A. Imagine a new engineer asks you, ""What is Docker?"". How would you answer
B. For any engineer in the stack, Docker can be powerful, simplifying development setup and ensuring higher deployment confidence.
C. But there's not many clear resources to help understand the eco-system and what it means for running, building, and debugging.
D. Today we will examine the subtle ways Docker goes about building and running containers.
E. Docker is more than a container. There is a Docker daemon (the ""whale"") which assembles the container, and it lives in your computer ""the ocean"", which is the environment it has to work with. Let's explore how these areas relate to each other.
A. (Visual: A ""box"" (the container) sits on top of the ""whale"" (docker daemon), who floats above an ""ocean"" (computer (filesystem)).
B. !Important distinction! Docker daemon does not see your filesystem. It only sees the context that you the developer sets for it (commonly ""."").
C. That dot is small but important. It's the common unix character for the current directory. When running docker build, you often use this to set the context to the location where you're runinng the cli from.
D. Specifying a directory (""."") copies everything within it to the Docker Daemon (""whale""). The only thing it sees is the subset of your file system.
i. (image of an abridged filesystem in a tree layout, with a section selected in red that corrosponds to the terminal command. That section is copied to the whale. The result is the whale has a smaller file system, and the ""root"" of it is ""."")
ii. from here a few examples how things work:
a. A Dockerfile ""COPY .. /someplace"" doesn't work. While the computer has a parent directory from its working directory, the daemon is already at the top level directory, and directories above it weren't copied to the daemon. Take away is: wherever you set the build context, you can't go higher than it during buildtime.
b A `docker build ./project-with-tons-of-node_modules in it, to show that builds can significantly slow down if your context is too large (reminding that everything first needs to be copied to the daemon before even starting the build process).
E. Overview of dockerignore
i. (visual, demonstrating the same thing as above but with some diretories ""redacted"" out, as specified by the .dockerignore file, leaving a leaner filesystem for the docker daemon's context)
ii. More than size, it would be a mistake to copy node_modules or generated builds into the container.

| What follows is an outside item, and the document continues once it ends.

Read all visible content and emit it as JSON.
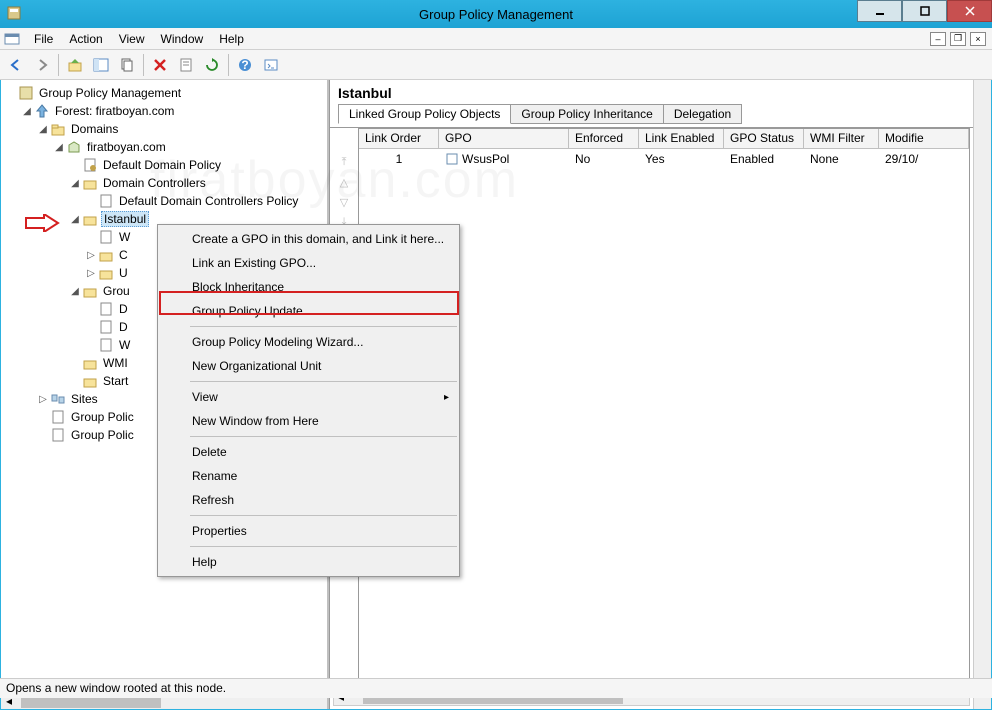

iii. Your computer might be running a different version of a process than the container might have, introducing inconsistency with builds. We'll talk about RUN commands to better handle this next.

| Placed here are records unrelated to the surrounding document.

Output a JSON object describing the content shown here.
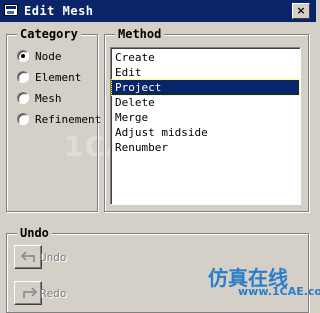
{
  "window": {
    "title": "Edit Mesh",
    "close_label": "×"
  },
  "category": {
    "label": "Category",
    "options": [
      {
        "label": "Node",
        "checked": true
      },
      {
        "label": "Element",
        "checked": false
      },
      {
        "label": "Mesh",
        "checked": false
      },
      {
        "label": "Refinement",
        "checked": false
      }
    ]
  },
  "method": {
    "label": "Method",
    "items": [
      "Create",
      "Edit",
      "Project",
      "Delete",
      "Merge",
      "Adjust midside",
      "Renumber"
    ],
    "selected": "Project"
  },
  "undo": {
    "label": "Undo",
    "undo_label": "Undo",
    "redo_label": "Redo"
  },
  "watermark": {
    "text": "1CAE.COM"
  },
  "branding": {
    "line1": "仿真在线",
    "line2": "www.1CAE.com"
  }
}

A. Section title: You've sent things to the Docker Daemon, but where it's going looks different still.
B. Isolated visual of the box, this time with the lid open and a disk hovering over (the ""image"")
C. Points on how during buildtime (going through the Dockerfile), is the only time content can be added to a container to get it working (footnote that this is oversimplification)
D. A look at some Dockerfile commands and how they relate between the docker context and the container.
i. WORKDIR - setting the working directory in the container (just like how there's a default working directory on your computer's shell)
ii. COPY - again, this is sourcing from the Docker Daemon and moving to the container
a. Important to note, there is no access to your computers files at this point.
iii. RUN - executes commands inside the container.
a. Important note is not the context (The run command ""already doesn't"" run on your computer
iv. ENTRYPOINT/CMD - these are ""saved"" rather than ran, as defaults, and can be overridden for customization or debugging.
E. Final tips for successful building and debugging.
i. Selecting the right amount of ""context"" can speed up build time, but be sure it encompasses all files you need.
ii. Files generated from build processes or installs (npm) should happen in the container (rather than your computer) to ensure consistency.
iii. Errors around files not found (common) is because the file wasnt copied or copied to the wrong place. Identify where in the container the process is starting from, and try to connect it to where the file may be.
This talk will be presented as part of CodeLand:Distributed on July 23. After the talk is streamed as part of the conference, it will be added to this post as a recorded video.